Seasonal Weather Impact On Your Car Battery
Checking the condition of your tires, brakes and windscreen wipers is standard practice for keeping your car on the road all year long. But battery maintenance can often be overlooked, and this can cause issues down the track.
Extreme temperatures can put excessive strain on your battery, which is already working to power over 150 electrical accessories. Whether you are driving to the snow in winter or heading on a road trip during the warmer months, the last thing you want is to get stranded.
How is your battery impacted by warmer weather?
The optimal temperature for a car battery is around 20°C, but during the summertime temperatures can soar to double this in some areas. Extreme temperatures can cause an increase in the battery’s internal chemistry and increased self-discharge, which speeds up the aging process.
This doesn’t necessarily mean the battery will fail right away, but the battery could be impacted by the heat. Avoiding these problems from progressing and leaving you stuck out in the cold means checking your battery year-round.
What happens to your battery in winter?
During the colder months, low temperatures cause the chemistry inside a battery to slow down, and it needs to work harder to get going. The need for a high level of power to heat your car, defrost your windows, use headlights in compromised road conditions and more can put more pressure on the battery as well.
Colder weather also makes the oil in your engine thicker. The consequence of this is that, again, your battery must supply more power to start the car than when it’s operating within optimal temperatures.
Preventative maintenance to keep your car battery performing well year-round
The best way to avoid the inconvenience of a breakdown – regardless of the time of year – is through periodically checking your battery and providing preventative maintenance as required.
It’s possible to reduce the likelihood of car battery failure in extreme temperatures by:
- Keeping your car under cover so it isn’t as exposed to severe weather;
- Turning headlights and other accessories off when the vehicle isn’t in use, to avoid unnecessary drain on the battery;
- Paying attention to early warning signs, such as a slow cranking engine;
- Periodically checking your State of Charge (S.O.C.) indicator. If it appears black, your battery will need to be immediately recharged;

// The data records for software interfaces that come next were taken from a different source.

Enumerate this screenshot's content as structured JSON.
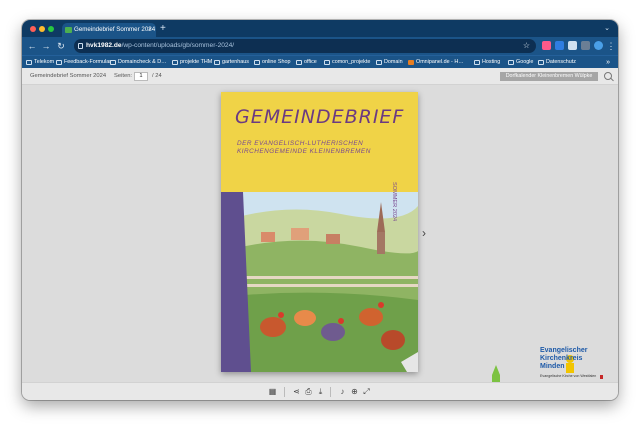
{
  "browser": {
    "tab_title": "Gemeindebrief Sommer 2024",
    "tab_close": "×",
    "new_tab": "+",
    "url_host": "hvk1982.de",
    "url_path": "/wp-content/uploads/gb/sommer-2024/",
    "bookmarks": [
      "Telekom",
      "Feedback-Formular",
      "Domaincheck & D…",
      "projekte THM",
      "gartenhaus",
      "online Shop",
      "office",
      "comon_projekte",
      "Domain",
      "Omnipanel.de - H…",
      "Hosting",
      "Google",
      "Datenschutz"
    ],
    "bookmarks_more": "»"
  },
  "viewer": {
    "doc_title": "Gemeindebrief Sommer 2024",
    "pages_label": "Seiten:",
    "current_page": "1",
    "total_pages": "/ 24",
    "next_doc_button": "Dorfkalender Kleinenbremen Wülpke"
  },
  "cover": {
    "title": "GEMEINDEBRIEF",
    "subtitle_line1": "DER EVANGELISCH-LUTHERISCHEN",
    "subtitle_line2": "KIRCHENGEMEINDE KLEINENBREMEN",
    "season": "SOMMER 2024"
  },
  "logo": {
    "line1": "Evangelischer",
    "line2": "Kirchenkreis",
    "line3": "Minden",
    "tagline": "Evangelische Kirche von Westfalen"
  },
  "colors": {
    "tabstrip": "#0e3a63",
    "toolbar": "#1b5488",
    "cover_yellow": "#f0d347",
    "title_purple": "#6b3a82",
    "logo_blue": "#1e5aa8",
    "logo_green": "#7cc242"
  },
  "icons": {
    "back": "back-arrow-icon",
    "forward": "forward-arrow-icon",
    "reload": "reload-icon",
    "star": "bookmark-star-icon",
    "search": "search-icon",
    "grid": "thumbnails-grid-icon",
    "share": "share-icon",
    "print": "print-icon",
    "download": "download-icon",
    "sound": "sound-icon",
    "zoom": "zoom-in-icon",
    "fullscreen": "fullscreen-icon"
  }
}
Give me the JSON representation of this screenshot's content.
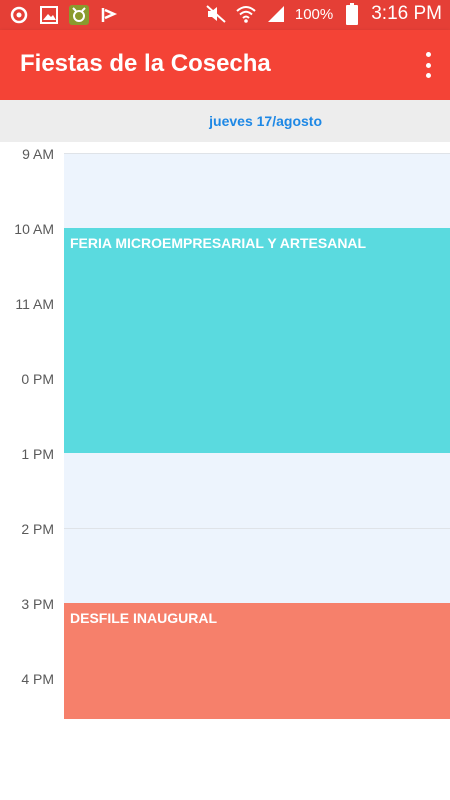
{
  "status_bar": {
    "battery": "100%",
    "time": "3:16 PM",
    "icons": [
      "sync-icon",
      "image-icon",
      "app-badge-icon",
      "check-flag-icon",
      "mute-icon",
      "wifi-icon",
      "signal-icon",
      "battery-icon"
    ]
  },
  "app_bar": {
    "title": "Fiestas de la Cosecha",
    "menu_icon": "more-vert-icon"
  },
  "date_header": "jueves 17/agosto",
  "hours": [
    "9 AM",
    "10 AM",
    "11 AM",
    "0 PM",
    "1 PM",
    "2 PM",
    "3 PM",
    "4 PM"
  ],
  "events": [
    {
      "title": "FERIA MICROEMPRESARIAL Y ARTESANAL",
      "color": "#5adadf"
    },
    {
      "title": "DESFILE INAUGURAL",
      "color": "#f6806b"
    }
  ],
  "colors": {
    "status_bar": "#e53f36",
    "app_bar": "#f44336",
    "date_text": "#1e88e5",
    "grid_background": "#edf4fd"
  }
}
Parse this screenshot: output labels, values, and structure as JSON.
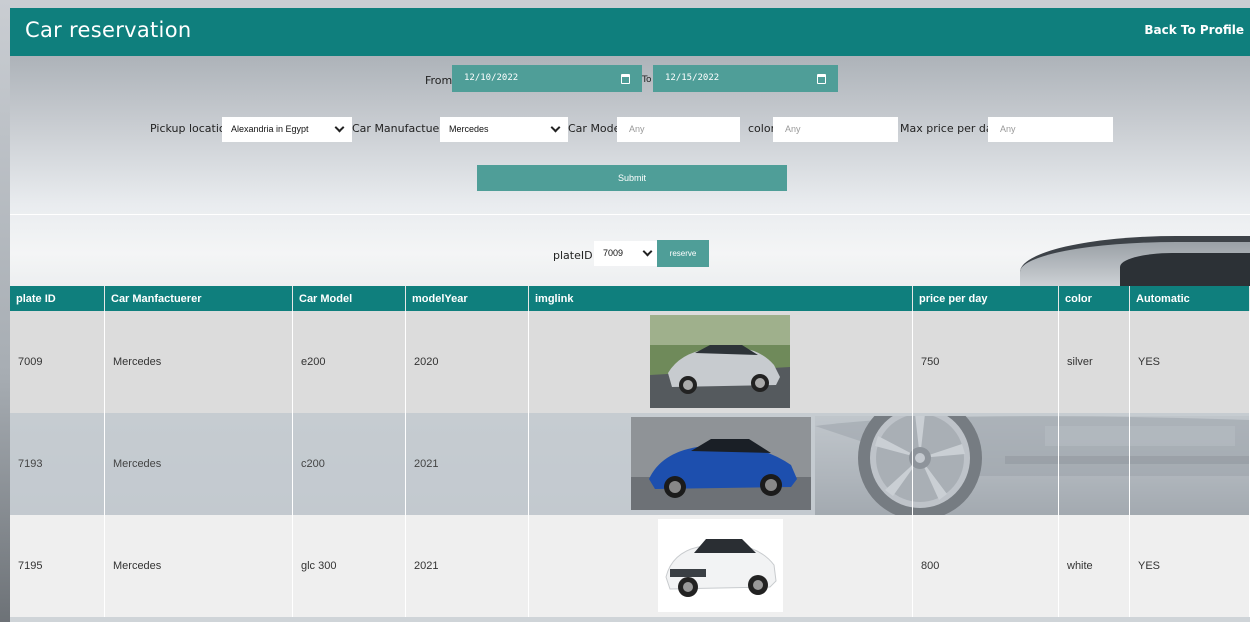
{
  "header": {
    "title": "Car reservation",
    "back_link": "Back To Profile"
  },
  "dates": {
    "from_label": "From",
    "from_value": "12/10/2022",
    "to_label": "To",
    "to_value": "12/15/2022"
  },
  "filters": {
    "pickup_label": "Pickup location",
    "pickup_value": "Alexandria in Egypt",
    "manufacturer_label": "Car Manufactuerer",
    "manufacturer_value": "Mercedes",
    "model_label": "Car Model",
    "model_placeholder": "Any",
    "color_label": "color",
    "color_placeholder": "Any",
    "maxprice_label": "Max price per day",
    "maxprice_placeholder": "Any"
  },
  "submit_label": "Submit",
  "reserve": {
    "label": "plateID",
    "selected": "7009",
    "button": "reserve"
  },
  "table": {
    "headers": [
      "plate ID",
      "Car Manfactuerer",
      "Car Model",
      "modelYear",
      "imglink",
      "price per day",
      "color",
      "Automatic"
    ],
    "rows": [
      {
        "plate": "7009",
        "manufacturer": "Mercedes",
        "model": "e200",
        "year": "2020",
        "price": "750",
        "color": "silver",
        "automatic": "YES"
      },
      {
        "plate": "7193",
        "manufacturer": "Mercedes",
        "model": "c200",
        "year": "2021",
        "price": "",
        "color": "",
        "automatic": ""
      },
      {
        "plate": "7195",
        "manufacturer": "Mercedes",
        "model": "glc 300",
        "year": "2021",
        "price": "800",
        "color": "white",
        "automatic": "YES"
      }
    ]
  },
  "colors": {
    "teal": "#0f7f7d",
    "button": "#4f9e98"
  }
}
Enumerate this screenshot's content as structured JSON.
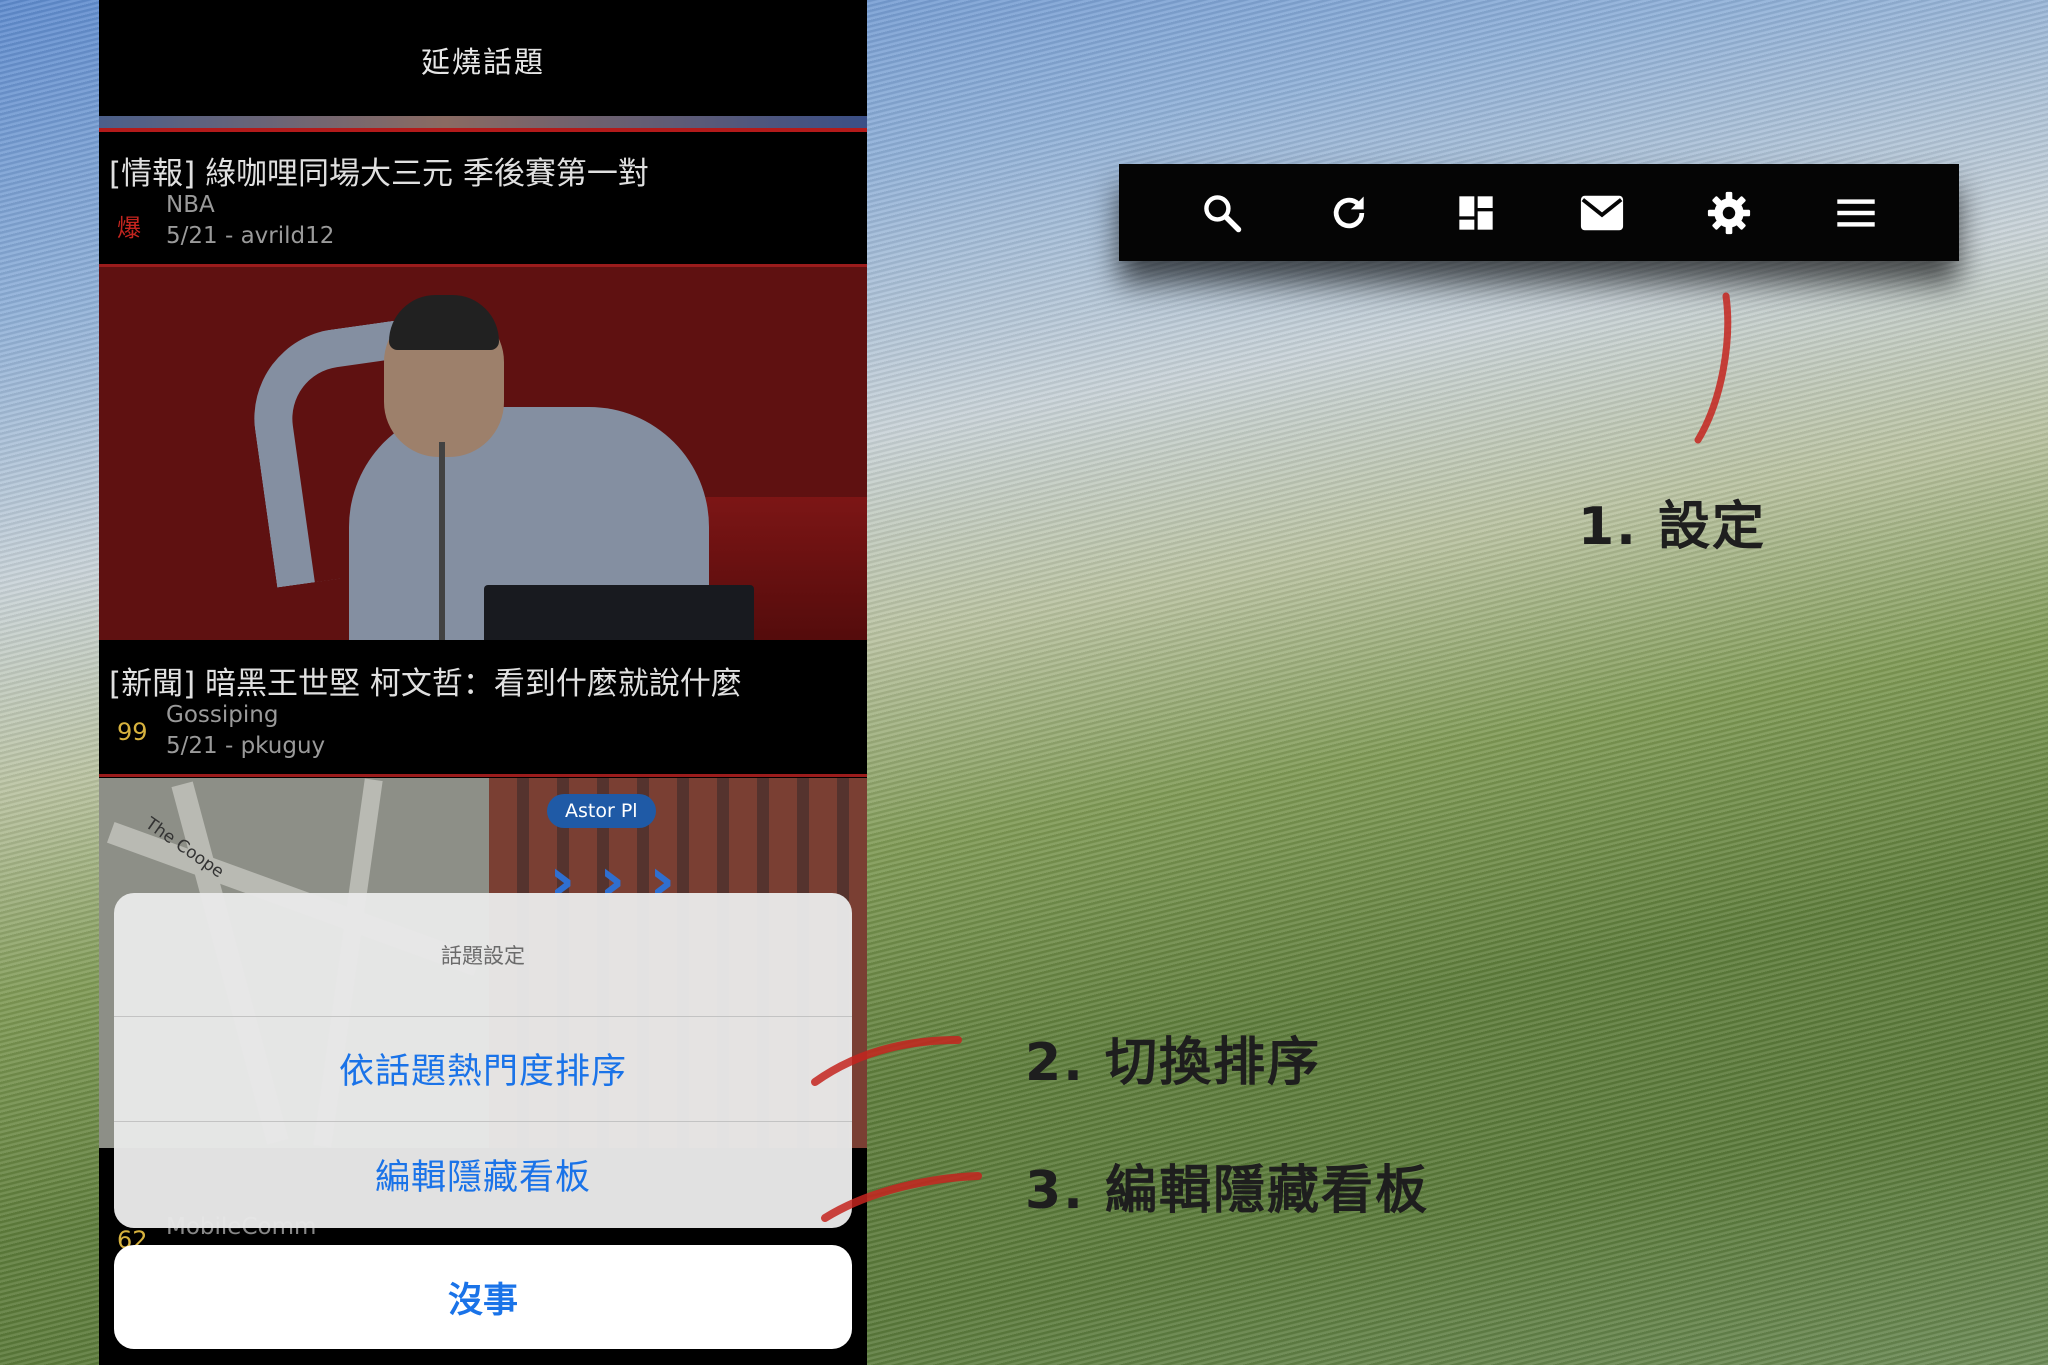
{
  "phone": {
    "nav_title": "延燒話題",
    "posts": [
      {
        "title": "[情報] 綠咖哩同場大三元 季後賽第一對",
        "score": "爆",
        "score_color": "#c4251f",
        "board": "NBA",
        "meta": "5/21 - avrild12"
      },
      {
        "title": "[新聞] 暗黑王世堅 柯文哲：看到什麼就說什麼",
        "score": "99",
        "score_color": "#d7b23e",
        "board": "Gossiping",
        "meta": "5/21 - pkuguy"
      }
    ],
    "map_label": "Astor Pl",
    "map_street": "The Coope",
    "hidden_post": {
      "score": "62",
      "board": "MobileComm"
    }
  },
  "sheet": {
    "title": "話題設定",
    "actions": [
      "依話題熱門度排序",
      "編輯隱藏看板"
    ],
    "cancel": "沒事"
  },
  "toolbar": {
    "icons": [
      "search-icon",
      "refresh-icon",
      "dashboard-icon",
      "mail-icon",
      "gear-icon",
      "menu-icon"
    ]
  },
  "annotations": [
    {
      "label": "1. 設定"
    },
    {
      "label": "2. 切換排序"
    },
    {
      "label": "3. 編輯隱藏看板"
    }
  ],
  "colors": {
    "accent_blue": "#1a73e8",
    "annotation_red": "#c4251f"
  }
}
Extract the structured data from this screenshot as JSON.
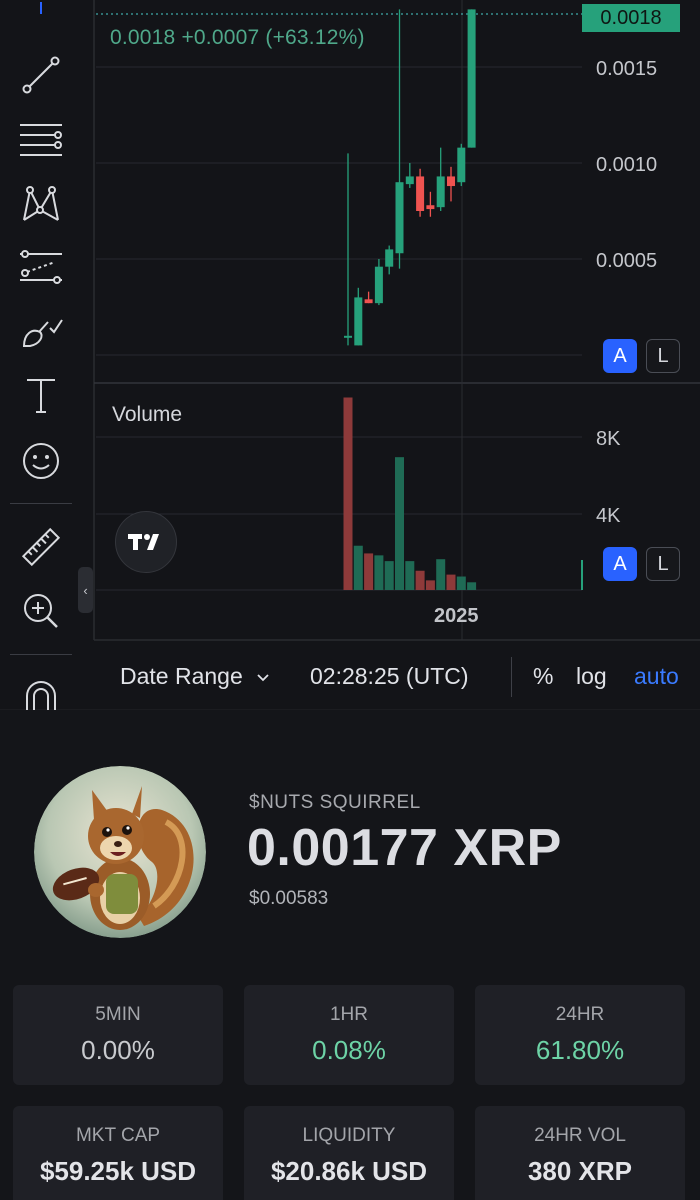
{
  "chart": {
    "last_price_tag": "0.0018",
    "price_change": "0.0018  +0.0007 (+63.12%)",
    "price_axis": [
      "0.0015",
      "0.0010",
      "0.0005"
    ],
    "volume_title": "Volume",
    "volume_axis": [
      "8K",
      "4K"
    ],
    "x_axis_label": "2025",
    "scale_buttons": {
      "auto": "A",
      "log": "L"
    },
    "colors": {
      "up": "#26a17b",
      "down": "#ef5350",
      "accent": "#2962ff",
      "link": "#3a7bff"
    }
  },
  "chart_data": {
    "type": "candlestick",
    "price_ylim": [
      0,
      0.0018
    ],
    "candles": [
      {
        "o": 0.0001,
        "h": 0.00105,
        "l": 5e-05,
        "c": 0.0001
      },
      {
        "o": 5e-05,
        "h": 0.00035,
        "l": 5e-05,
        "c": 0.0003
      },
      {
        "o": 0.00029,
        "h": 0.00033,
        "l": 0.00027,
        "c": 0.00027
      },
      {
        "o": 0.00027,
        "h": 0.0005,
        "l": 0.00026,
        "c": 0.00046
      },
      {
        "o": 0.00046,
        "h": 0.00057,
        "l": 0.00042,
        "c": 0.00055
      },
      {
        "o": 0.00053,
        "h": 0.0018,
        "l": 0.00045,
        "c": 0.0009
      },
      {
        "o": 0.00089,
        "h": 0.001,
        "l": 0.00087,
        "c": 0.00093
      },
      {
        "o": 0.00093,
        "h": 0.00097,
        "l": 0.00072,
        "c": 0.00075
      },
      {
        "o": 0.00078,
        "h": 0.00085,
        "l": 0.00072,
        "c": 0.00076
      },
      {
        "o": 0.00077,
        "h": 0.00108,
        "l": 0.00075,
        "c": 0.00093
      },
      {
        "o": 0.00093,
        "h": 0.00098,
        "l": 0.0008,
        "c": 0.00088
      },
      {
        "o": 0.0009,
        "h": 0.0011,
        "l": 0.00088,
        "c": 0.00108
      },
      {
        "o": 0.00108,
        "h": 0.0018,
        "l": 0.00108,
        "c": 0.0018
      }
    ],
    "volume_ylim": [
      0,
      10000
    ],
    "volumes": [
      {
        "v": 10000,
        "up": false
      },
      {
        "v": 2300,
        "up": true
      },
      {
        "v": 1900,
        "up": false
      },
      {
        "v": 1800,
        "up": true
      },
      {
        "v": 1500,
        "up": true
      },
      {
        "v": 6900,
        "up": true
      },
      {
        "v": 1500,
        "up": true
      },
      {
        "v": 1000,
        "up": false
      },
      {
        "v": 500,
        "up": false
      },
      {
        "v": 1600,
        "up": true
      },
      {
        "v": 800,
        "up": false
      },
      {
        "v": 700,
        "up": true
      },
      {
        "v": 400,
        "up": true
      }
    ]
  },
  "bottom_bar": {
    "date_range": "Date Range",
    "time": "02:28:25 (UTC)",
    "percent": "%",
    "log": "log",
    "auto": "auto"
  },
  "token": {
    "name": "$NUTS SQUIRREL",
    "price": "0.00177 XRP",
    "usd_price": "$0.00583"
  },
  "stats": [
    {
      "label": "5MIN",
      "value": "0.00%"
    },
    {
      "label": "1HR",
      "value": "0.08%"
    },
    {
      "label": "24HR",
      "value": "61.80%"
    },
    {
      "label": "MKT CAP",
      "value": "$59.25k USD"
    },
    {
      "label": "LIQUIDITY",
      "value": "$20.86k USD"
    },
    {
      "label": "24HR VOL",
      "value": "380 XRP"
    }
  ]
}
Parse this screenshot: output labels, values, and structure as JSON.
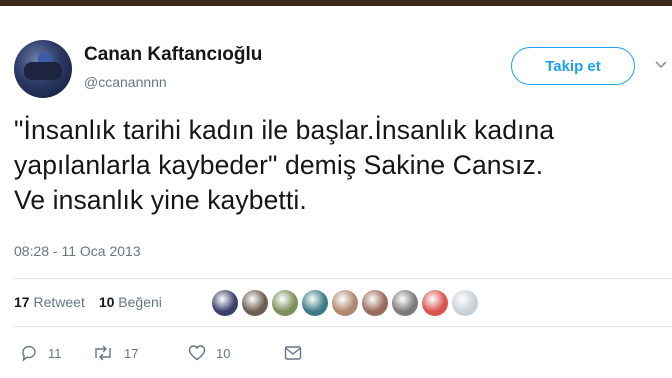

- Checking the voltage of your battery every three months and making sure the Open Circuit Voltage (OCV) doesn’t drop below 12.5V. If it does, your battery will need to be recharged.